    Demodex mites, class Arachnida and subclass Acarina, are elongated mites with clear cephalothorax and abdomens, the former with four pairs of legs. There are more than 100 species of Demodex mite, many of which are obligatory commensals of the pilosebaceous unit of mammals including cats, dogs, sheep, cattle, pigs, goats, deer, bats, hamsters, rats and mice. Among them, Demodex canis, which is found ubiquitously in dogs, is the most documented and investigated. In excessive numbers D. canis causes the inflammatory disease termed demodicosis (demodectic mange, follicular mange or red mange), which is more common in purebred dogs and has a hereditary predisposition in breeding kennels1. Two distinct Demodex species have been confirmed as the most common ectoparasite in man. The larger Demodex folliculorum, about 0.3-0.4 mm long, is primarily found as a cluster in the hair follicle (Figure 1a), while the smaller Demodex brevis, about 0.2-0.3 mm long with a spindle shape and stubby legs, resides solitarily in the sebaceous gland (Figure 1b). These two species are also ubiquitously found in all human races without gender preference. The pathogenic role of Demodex mites in veterinary medicine is not as greatly disputed as in human diseases. In this article, we review the key literature and our joint research experience regarding the pathogenic potential of these two mites in causing inflammatory diseases of human skin and eye. We hope that the evidence summarized herein will invite readers to take a different look at the life of Demodex mites in several common human diseases.

  14. Does biodiversity protect humans against infectious disease? Reply

    Science.gov (United States)

    Wood, Chelsea L.; Lafferty, Kevin D.; DeLeo, Giulio; Young, Hillary S.; Hudson, Peter J.; Kuris, Armand M.

    2016-01-01

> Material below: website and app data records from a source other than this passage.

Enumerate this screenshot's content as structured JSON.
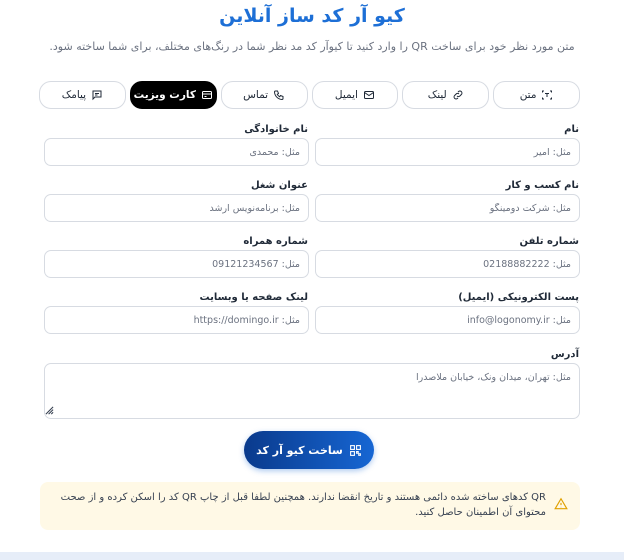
{
  "header": {
    "title": "کیو آر کد ساز آنلاین",
    "subtitle": "متن مورد نظر خود برای ساخت QR را وارد کنید تا کیوآر کد مد نظر شما در رنگ‌های مختلف، برای شما ساخته شود."
  },
  "tabs": [
    {
      "label": "متن",
      "icon": "text-scan-icon"
    },
    {
      "label": "لینک",
      "icon": "link-icon"
    },
    {
      "label": "ایمیل",
      "icon": "mail-icon"
    },
    {
      "label": "تماس",
      "icon": "phone-icon"
    },
    {
      "label": "کارت ویزیت",
      "icon": "card-icon",
      "active": true
    },
    {
      "label": "پیامک",
      "icon": "message-icon"
    }
  ],
  "form": {
    "first_name": {
      "label": "نام",
      "placeholder": "مثل: امیر"
    },
    "last_name": {
      "label": "نام خانوادگی",
      "placeholder": "مثل: محمدی"
    },
    "business": {
      "label": "نام کسب و کار",
      "placeholder": "مثل: شرکت دومینگو"
    },
    "job_title": {
      "label": "عنوان شغل",
      "placeholder": "مثل: برنامه‌نویس ارشد"
    },
    "phone": {
      "label": "شماره تلفن",
      "placeholder": "مثل: 02188882222"
    },
    "mobile": {
      "label": "شماره همراه",
      "placeholder": "مثل: 09121234567"
    },
    "email": {
      "label": "پست الکترونیکی (ایمیل)",
      "placeholder": "مثل: info@logonomy.ir"
    },
    "website": {
      "label": "لینک صفحه یا وبسایت",
      "placeholder": "مثل: https://domingo.ir"
    },
    "address": {
      "label": "آدرس",
      "placeholder": "مثل: تهران، میدان ونک، خیابان ملاصدرا"
    }
  },
  "generate_button": {
    "label": "ساخت کیو آر کد",
    "icon": "qr-code-icon"
  },
  "notice": {
    "icon": "warning-icon",
    "text": "QR کدهای ساخته شده دائمی هستند و تاریخ انقضا ندارند. همچنین لطفا قبل از چاپ QR کد را اسکن کرده و از صحت محتوای آن اطمینان حاصل کنید."
  },
  "colors": {
    "accent": "#1d6fd6",
    "button_gradient_start": "#0a3a8c",
    "button_gradient_end": "#1666d3",
    "notice_bg": "#fff9e6",
    "warning": "#e0a000"
  }
}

    The dilution effect is the sort of idea that everyone wants to be true. If nature protects humans against infectious disease, imagine the implications: nature's value could be tallied in terms of human suffering avoided. This makes a potent argument for conservation, convincing even to those who would otherwise be disinclined to support conservation initiatives. The appeal of the dilution effect has been recognized by others: “the desire to make the case for conservation has led to broad claims regarding the benefits of nature conservation for human health” (Bauch et al. 2015). Randolph and Dobson (2012) were among the first to critique these claims, making the case that promotion of conservation to reduce Lyme disease risk, although well intentioned, was flawed. Along with Randolph and Dobson's critique, there have been several calls for a more nuanced scientific assessment of the relationship between biodiversity and disease transmission (Dunn 2010, Salkeld et al. 2013, Wood and Lafferty 2013, Young et al. 2013). In response, supporters of the dilution effect have instead increased the scope of their generalizations with review papers, press rele